One of Sen. Rodney Ellis’ many criminal justice reform bills has passed the Senate.
Sen. Rodney Ellis, D-Houston, won Senate approval of a measure intended to encourage the recording of police interrogations. Ellis said his Senate Bill 116 arose out of concern that convicts freed due to recovered DNA evidence have said they were initially forced into confessions.
The approved measure provides that, when practical, a custodial interrogation should be recorded, in its entirety, using audio-visual equipment or audio equipment. It requires the Texas Department of Public Safety to adopt rules for providing funds or electronic recording equipment to law enforcement agencies.
Ellis called the change, headed to the House, “a very modest step in the right direction.”
Senators acted after Ellis fielded questions from Sen. Dan Patrick, R-Houston, who expressed concern that the failure of a police officer to record an interview might be exploited by defense attorneys.
“I don’t want this to be a big loophole that you could drive a truck through to get people off” from criminal charges, Patrick said.

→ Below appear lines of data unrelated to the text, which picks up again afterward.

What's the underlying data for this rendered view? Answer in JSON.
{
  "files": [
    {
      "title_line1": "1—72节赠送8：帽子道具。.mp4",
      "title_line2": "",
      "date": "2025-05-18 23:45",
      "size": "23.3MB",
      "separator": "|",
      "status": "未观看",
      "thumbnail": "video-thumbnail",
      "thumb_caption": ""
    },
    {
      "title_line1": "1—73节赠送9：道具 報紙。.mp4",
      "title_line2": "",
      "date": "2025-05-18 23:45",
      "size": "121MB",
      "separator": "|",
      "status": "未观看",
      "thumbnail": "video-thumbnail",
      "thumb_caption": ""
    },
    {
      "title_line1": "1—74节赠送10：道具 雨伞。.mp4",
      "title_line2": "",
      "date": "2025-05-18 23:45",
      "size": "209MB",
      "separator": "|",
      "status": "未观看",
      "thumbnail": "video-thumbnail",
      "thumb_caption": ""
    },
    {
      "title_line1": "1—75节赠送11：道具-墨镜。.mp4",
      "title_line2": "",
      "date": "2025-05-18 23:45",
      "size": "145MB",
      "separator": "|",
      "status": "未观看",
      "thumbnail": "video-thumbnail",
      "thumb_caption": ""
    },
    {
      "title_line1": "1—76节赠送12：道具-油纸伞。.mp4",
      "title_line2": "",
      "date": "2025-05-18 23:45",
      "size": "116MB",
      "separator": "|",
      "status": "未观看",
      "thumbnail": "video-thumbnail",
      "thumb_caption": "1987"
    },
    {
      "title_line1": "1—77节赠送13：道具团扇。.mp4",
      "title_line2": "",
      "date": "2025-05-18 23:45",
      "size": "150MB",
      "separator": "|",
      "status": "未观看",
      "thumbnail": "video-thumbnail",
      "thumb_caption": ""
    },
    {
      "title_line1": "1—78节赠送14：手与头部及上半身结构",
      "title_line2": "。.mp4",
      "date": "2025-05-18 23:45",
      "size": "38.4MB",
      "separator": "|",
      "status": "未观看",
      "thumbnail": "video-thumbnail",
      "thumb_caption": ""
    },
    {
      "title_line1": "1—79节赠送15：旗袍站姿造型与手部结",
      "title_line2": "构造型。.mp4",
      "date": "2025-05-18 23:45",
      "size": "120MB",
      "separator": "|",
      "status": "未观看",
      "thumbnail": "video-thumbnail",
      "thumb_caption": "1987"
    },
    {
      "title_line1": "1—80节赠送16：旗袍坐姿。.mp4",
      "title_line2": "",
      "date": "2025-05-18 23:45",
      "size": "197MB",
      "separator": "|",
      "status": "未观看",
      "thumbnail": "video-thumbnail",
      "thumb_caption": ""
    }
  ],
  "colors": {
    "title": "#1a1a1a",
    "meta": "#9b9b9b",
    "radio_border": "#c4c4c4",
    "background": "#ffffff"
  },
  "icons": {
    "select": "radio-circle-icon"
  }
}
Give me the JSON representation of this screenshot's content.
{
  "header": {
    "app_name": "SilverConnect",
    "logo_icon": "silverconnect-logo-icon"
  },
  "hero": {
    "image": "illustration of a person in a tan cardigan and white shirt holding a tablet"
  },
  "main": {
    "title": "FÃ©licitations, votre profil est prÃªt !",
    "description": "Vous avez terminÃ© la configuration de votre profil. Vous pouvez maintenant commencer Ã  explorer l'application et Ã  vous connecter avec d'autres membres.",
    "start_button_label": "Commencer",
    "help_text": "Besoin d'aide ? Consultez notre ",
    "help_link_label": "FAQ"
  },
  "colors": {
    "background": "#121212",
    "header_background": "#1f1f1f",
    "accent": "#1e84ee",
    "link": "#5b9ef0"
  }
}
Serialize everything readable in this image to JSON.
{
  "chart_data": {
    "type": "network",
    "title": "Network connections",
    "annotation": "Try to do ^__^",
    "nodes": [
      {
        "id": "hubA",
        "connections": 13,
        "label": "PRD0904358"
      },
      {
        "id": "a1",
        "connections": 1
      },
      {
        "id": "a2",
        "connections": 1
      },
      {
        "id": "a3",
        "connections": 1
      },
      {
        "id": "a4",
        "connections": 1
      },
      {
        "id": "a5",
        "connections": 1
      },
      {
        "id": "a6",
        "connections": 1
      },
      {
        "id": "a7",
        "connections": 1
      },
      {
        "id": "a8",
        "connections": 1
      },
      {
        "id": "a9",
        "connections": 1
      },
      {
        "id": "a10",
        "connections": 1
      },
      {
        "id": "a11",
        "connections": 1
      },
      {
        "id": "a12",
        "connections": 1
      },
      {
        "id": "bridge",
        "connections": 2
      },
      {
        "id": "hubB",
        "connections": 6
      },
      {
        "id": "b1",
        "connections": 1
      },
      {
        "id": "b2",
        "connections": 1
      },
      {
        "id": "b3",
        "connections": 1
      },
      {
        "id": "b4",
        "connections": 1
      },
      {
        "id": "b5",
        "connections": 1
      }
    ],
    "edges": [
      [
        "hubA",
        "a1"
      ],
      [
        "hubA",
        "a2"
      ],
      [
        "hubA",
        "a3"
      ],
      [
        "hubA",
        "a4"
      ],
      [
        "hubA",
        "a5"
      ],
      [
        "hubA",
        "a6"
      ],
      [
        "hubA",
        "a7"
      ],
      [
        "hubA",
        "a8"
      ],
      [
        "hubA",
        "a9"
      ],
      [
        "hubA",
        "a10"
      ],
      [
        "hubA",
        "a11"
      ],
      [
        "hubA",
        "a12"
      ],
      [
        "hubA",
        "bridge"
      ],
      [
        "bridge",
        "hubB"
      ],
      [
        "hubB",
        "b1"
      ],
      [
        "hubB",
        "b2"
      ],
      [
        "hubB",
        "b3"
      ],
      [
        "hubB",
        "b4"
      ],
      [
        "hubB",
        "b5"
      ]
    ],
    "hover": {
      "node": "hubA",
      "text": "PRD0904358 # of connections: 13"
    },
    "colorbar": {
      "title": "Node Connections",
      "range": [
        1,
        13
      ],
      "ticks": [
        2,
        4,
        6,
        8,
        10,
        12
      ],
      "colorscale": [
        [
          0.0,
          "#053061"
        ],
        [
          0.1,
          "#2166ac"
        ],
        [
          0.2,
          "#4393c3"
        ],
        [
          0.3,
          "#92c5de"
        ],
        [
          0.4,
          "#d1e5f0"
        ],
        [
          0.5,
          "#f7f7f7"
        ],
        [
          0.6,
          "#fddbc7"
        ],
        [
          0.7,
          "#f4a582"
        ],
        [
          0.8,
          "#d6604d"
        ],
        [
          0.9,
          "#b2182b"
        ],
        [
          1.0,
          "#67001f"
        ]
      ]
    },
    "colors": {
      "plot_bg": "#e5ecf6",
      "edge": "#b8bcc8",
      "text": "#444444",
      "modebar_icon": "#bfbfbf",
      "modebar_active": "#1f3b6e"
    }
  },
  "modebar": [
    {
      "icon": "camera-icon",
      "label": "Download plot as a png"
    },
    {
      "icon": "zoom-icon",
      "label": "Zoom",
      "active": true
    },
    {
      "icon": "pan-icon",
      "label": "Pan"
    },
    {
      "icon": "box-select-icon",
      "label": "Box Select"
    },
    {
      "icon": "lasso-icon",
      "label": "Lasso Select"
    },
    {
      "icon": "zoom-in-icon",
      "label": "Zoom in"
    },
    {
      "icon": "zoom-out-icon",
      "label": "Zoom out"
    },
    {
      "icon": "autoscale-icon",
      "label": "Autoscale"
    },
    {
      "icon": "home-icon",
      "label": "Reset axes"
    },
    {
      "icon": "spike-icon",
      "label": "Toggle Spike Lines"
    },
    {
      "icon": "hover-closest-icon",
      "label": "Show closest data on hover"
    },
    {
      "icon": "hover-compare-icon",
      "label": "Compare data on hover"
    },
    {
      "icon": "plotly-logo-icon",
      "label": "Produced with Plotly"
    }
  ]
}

He added that he supports Ellis’s intent.
Sen. Joan Huffman, R-Houston, aired similar concerns.
I guess I’m more concerned about the entirely real possibility of an innocent person being convicted on a coerced confession. Like Richard Danziger, some of whose jurors wrote an op-ed this past Sunday regretting their actions, which they wouldn’t have done had they had the better information that a videotaped interrogation would have provided. How much do Sens. Patrick and Huffman, the two No votes against SB116, care about situations like that?
Grits notes just how off point Patrick’s questions were. This is all about Republican primary politics, where it’s better to convict a bunch of innocent people than to take any risk that you might not convict a guilty person. The House companion bill is somewhat stronger than what SB116 wound up being, so perhaps that step forward Sen. Ellis referred to can be a little bigger. Floor Pass has more.